ASSIGNMENT
Read the listing below and copy out each line where the word "title" occurs.

SUPPLIED ENTRIES
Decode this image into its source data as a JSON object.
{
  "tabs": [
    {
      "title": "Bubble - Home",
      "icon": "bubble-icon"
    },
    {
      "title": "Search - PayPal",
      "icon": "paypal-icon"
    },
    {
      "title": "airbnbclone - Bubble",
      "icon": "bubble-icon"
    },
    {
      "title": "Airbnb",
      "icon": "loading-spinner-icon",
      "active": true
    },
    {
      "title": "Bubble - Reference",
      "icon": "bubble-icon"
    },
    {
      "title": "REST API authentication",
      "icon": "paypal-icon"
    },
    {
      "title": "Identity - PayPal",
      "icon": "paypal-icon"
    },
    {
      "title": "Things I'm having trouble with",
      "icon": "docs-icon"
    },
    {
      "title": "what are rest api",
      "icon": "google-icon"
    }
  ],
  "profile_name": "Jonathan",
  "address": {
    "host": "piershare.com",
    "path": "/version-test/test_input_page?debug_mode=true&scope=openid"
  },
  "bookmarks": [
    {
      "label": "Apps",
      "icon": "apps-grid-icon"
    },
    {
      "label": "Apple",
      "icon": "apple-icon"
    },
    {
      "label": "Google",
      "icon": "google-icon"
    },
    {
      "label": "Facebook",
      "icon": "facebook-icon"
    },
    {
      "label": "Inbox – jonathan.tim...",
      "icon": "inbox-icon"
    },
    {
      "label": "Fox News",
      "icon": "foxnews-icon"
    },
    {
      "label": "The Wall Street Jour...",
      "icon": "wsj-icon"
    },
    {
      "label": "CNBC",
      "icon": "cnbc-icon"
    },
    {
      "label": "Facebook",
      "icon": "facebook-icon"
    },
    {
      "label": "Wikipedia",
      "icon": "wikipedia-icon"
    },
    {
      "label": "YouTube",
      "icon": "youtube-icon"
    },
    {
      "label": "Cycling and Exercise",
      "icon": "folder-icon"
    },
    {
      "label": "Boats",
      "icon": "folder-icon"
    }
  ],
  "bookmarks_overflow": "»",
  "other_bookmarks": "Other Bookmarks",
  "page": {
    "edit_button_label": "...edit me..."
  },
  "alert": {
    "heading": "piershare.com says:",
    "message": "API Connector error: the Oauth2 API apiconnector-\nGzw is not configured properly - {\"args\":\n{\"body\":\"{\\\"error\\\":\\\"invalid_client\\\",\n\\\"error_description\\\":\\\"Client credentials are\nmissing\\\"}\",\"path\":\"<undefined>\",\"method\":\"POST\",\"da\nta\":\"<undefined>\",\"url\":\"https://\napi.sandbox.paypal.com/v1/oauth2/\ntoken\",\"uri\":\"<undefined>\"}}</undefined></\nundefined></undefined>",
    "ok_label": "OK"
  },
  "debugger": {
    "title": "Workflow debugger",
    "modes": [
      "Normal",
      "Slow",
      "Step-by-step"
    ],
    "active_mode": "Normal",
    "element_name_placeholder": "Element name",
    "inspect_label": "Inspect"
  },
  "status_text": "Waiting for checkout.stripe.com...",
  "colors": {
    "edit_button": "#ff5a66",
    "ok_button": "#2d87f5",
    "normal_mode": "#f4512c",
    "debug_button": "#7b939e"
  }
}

PROBLEM SOLUTION
      "title": "Bubble - Home",
      "title": "Search - PayPal",
      "title": "airbnbclone - Bubble",
      "title": "Airbnb",
      "title": "Bubble - Reference",
      "title": "REST API authentication",
      "title": "Identity - PayPal",
      "title": "Things I'm having trouble with",
      "title": "what are rest api",
    "title": "Workflow debugger",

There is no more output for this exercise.